One theme in the show—indeed in Mexico and greater Latin America—is that things are not as they seem. In the work by Ramirez-Figueroa, a bunch of bananas is actually a stage prop made from toxic polystyrene and fibreglass, a metaphor for the hidden pathology of fruit in the Americas. How can something so sweet be so evil? Elsewhere, one of the most unassuming pieces in the show, a life-size cherry adorns a small white shelf protruding from the wall of the gallery. The artist, Luis Miguel Bendaña, who also co-runs Queer Thoughts gallery in New York, created the tiny sculpture from powder-coated cast bronze, so, although it looks real, the succulent sweet flesh is replaced by bitter metal. In another material stunt, Lisbon-based Mexican-born Rodrigo Hernandez has created what appears to be a solid abstract relief rendering of a papaya in a geometric square that sits off from the wall, but it is in fact papier-mâché. Hernandez’s material magic never disappoints.
Despite its tiny size, The Lullenial II packs twenty-two artists into the tiny space, proving that bigger isn’t necessarily better.

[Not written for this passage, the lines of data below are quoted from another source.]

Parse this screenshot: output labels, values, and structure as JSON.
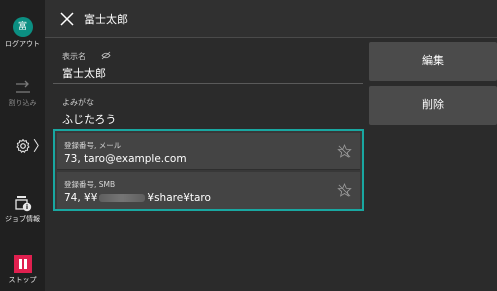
{
  "rail": {
    "logout": {
      "avatar_char": "富",
      "label": "ログアウト"
    },
    "interrupt": {
      "label": "割り込み"
    },
    "settings": {
      "chevron": "〉"
    },
    "job_info": {
      "label": "ジョブ情報"
    },
    "stop": {
      "label": "ストップ"
    }
  },
  "header": {
    "title": "富士太郎"
  },
  "fields": {
    "display_name": {
      "label": "表示名",
      "value": "富士太郎"
    },
    "reading": {
      "label": "よみがな",
      "value": "ふじたろう"
    }
  },
  "addresses": [
    {
      "label": "登録番号, メール",
      "value": "73, taro@example.com"
    },
    {
      "label": "登録番号, SMB",
      "value_prefix": "74, ¥¥",
      "value_suffix": "¥share¥taro"
    }
  ],
  "actions": {
    "edit_label": "編集",
    "delete_label": "削除"
  },
  "colors": {
    "accent": "#19a7a1",
    "stop": "#e0204f",
    "logout": "#0b8f82"
  }
}
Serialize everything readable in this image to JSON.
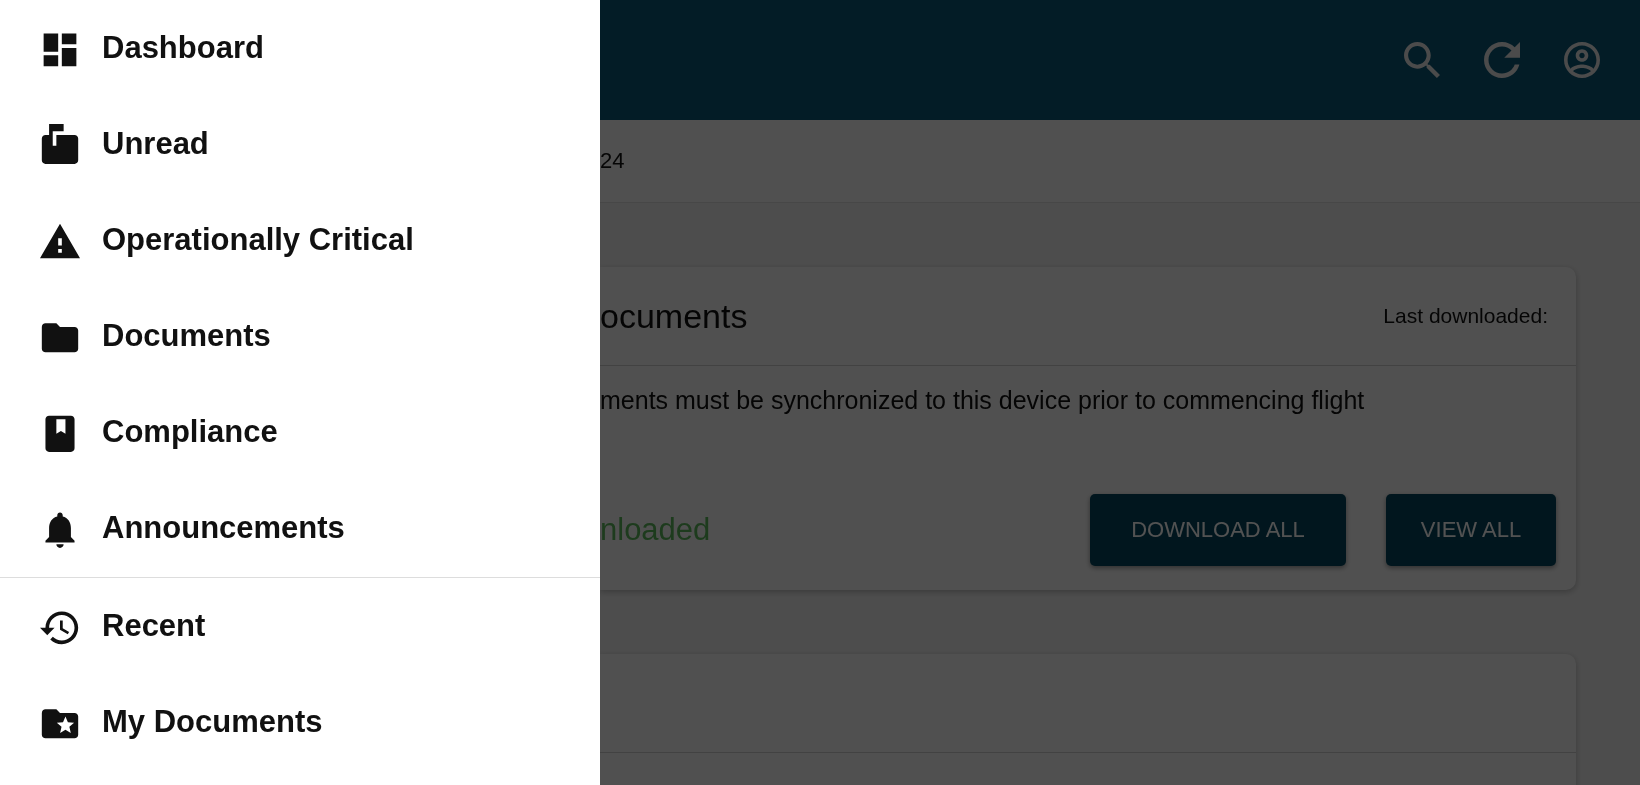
{
  "drawer": {
    "sections": [
      {
        "items": [
          {
            "label": "Dashboard"
          },
          {
            "label": "Unread"
          },
          {
            "label": "Operationally Critical"
          },
          {
            "label": "Documents"
          },
          {
            "label": "Compliance"
          },
          {
            "label": "Announcements"
          }
        ]
      },
      {
        "items": [
          {
            "label": "Recent"
          },
          {
            "label": "My Documents"
          }
        ]
      }
    ]
  },
  "breadcrumb": {
    "text": "24"
  },
  "card": {
    "title": "ocuments",
    "last_downloaded": "Last downloaded:",
    "message": "ments must be synchronized to this device prior to commencing flight",
    "status": "nloaded",
    "buttons": [
      "DOWNLOAD ALL",
      "VIEW ALL"
    ]
  }
}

The show is funny, but also seriously against the sensationalism and accelerationism sweeping up everything in the world on a path toward ultimate obliteration of what we know and love, consuming ourselves like fruit. Sweet.